- Ham and Cheese Croissant: This savory take on the croissant typically involves ham and cheese baked into the dough or added later as a filling.
- Pain aux Raisins: Translated as ‘raisin bread’, this variant is a spiral pastry often made with the same laminated dough as a croissant and dotted with raisins.
- Croissant aux Beurre: This is the extra buttery version of the classic croissant, and as you might expect, it has an even richer, more indulgent flavor.
6 The Art of Choosing a Quality Croissant at a Bakery
Choosing a quality croissant can be the difference between a mediocre experience and pastry perfection. Here are some tips to help you make the right choice:
- Check the color: Look for an even, golden-brown color. Pale croissants may not be fully baked, while very dark croissants might be over-baked.
- Examine the structure: Good croissants have a honeycomb-like structure when you tear them apart. This is due to the layering of the dough and butter.
- Feel the weight: High-quality croissants feel light for their size. If it feels heavy, it might be under-proofed or poorly baked.
- Give it a sniff: Croissants should have a rich, buttery aroma. If it smells yeasty or like baking flour, it might not be made with high-quality ingredients or techniques.
- Ask about the ingredients: Traditional French croissants are made with high-quality butter, flour, yeast, milk, sugar, and salt. Some bakeries might use margarine instead of butter, which can affect the flavor and quality.
7 Final Thoughts
In the end, how to eat a croissant depends heavily on personal preference. Whether you enjoy your croissant at a fancy brunch spot, a roadside café, or in the comfort of your own home, the goal is to savor every bite. By appreciating its texture, aroma, and taste, you’ll experience the croissant in all its glory, making it more than just a quick bite, but a culinary adventure in itself.

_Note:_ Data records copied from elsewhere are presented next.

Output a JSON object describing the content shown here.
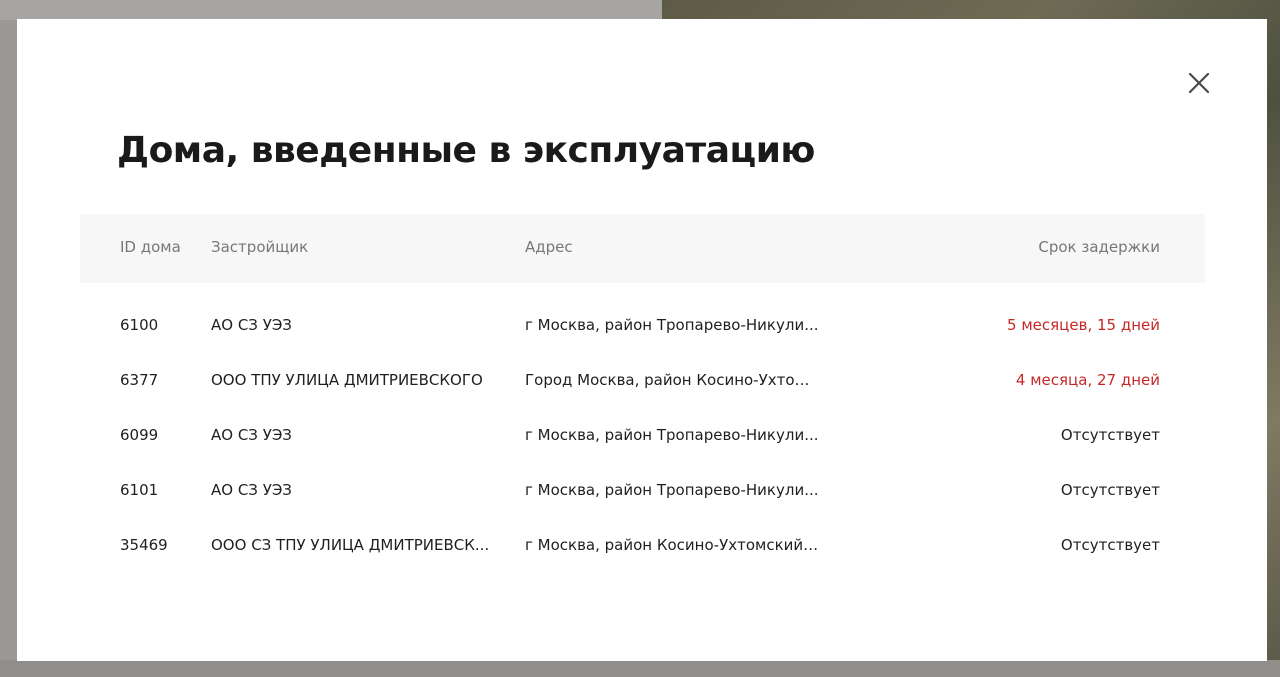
{
  "modal": {
    "title": "Дома, введенные в эксплуатацию"
  },
  "table": {
    "headers": {
      "id": "ID дома",
      "developer": "Застройщик",
      "address": "Адрес",
      "delay": "Срок задержки"
    },
    "rows": [
      {
        "id": "6100",
        "developer": "АО СЗ УЭЗ",
        "address": "г Москва, район Тропарево-Никули...",
        "delay": "5 месяцев, 15 дней",
        "late": true
      },
      {
        "id": "6377",
        "developer": "ООО ТПУ УЛИЦА ДМИТРИЕВСКОГО",
        "address": "Город Москва, район Косино-Ухтом...",
        "delay": "4 месяца, 27 дней",
        "late": true
      },
      {
        "id": "6099",
        "developer": "АО СЗ УЭЗ",
        "address": "г Москва, район Тропарево-Никули...",
        "delay": "Отсутствует",
        "late": false
      },
      {
        "id": "6101",
        "developer": "АО СЗ УЭЗ",
        "address": "г Москва, район Тропарево-Никули...",
        "delay": "Отсутствует",
        "late": false
      },
      {
        "id": "35469",
        "developer": "ООО СЗ ТПУ УЛИЦА ДМИТРИЕВСК...",
        "address": "г Москва, район Косино-Ухтомский,...",
        "delay": "Отсутствует",
        "late": false
      }
    ]
  },
  "colors": {
    "late": "#c62828",
    "header_bg": "#f7f7f7",
    "header_text": "#777777",
    "text": "#1f1f1f"
  },
  "icons": {
    "close": "close-icon"
  }
}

Also, if you have a sweet tooth, check out our blog on the art of cup cake design for your next tea party!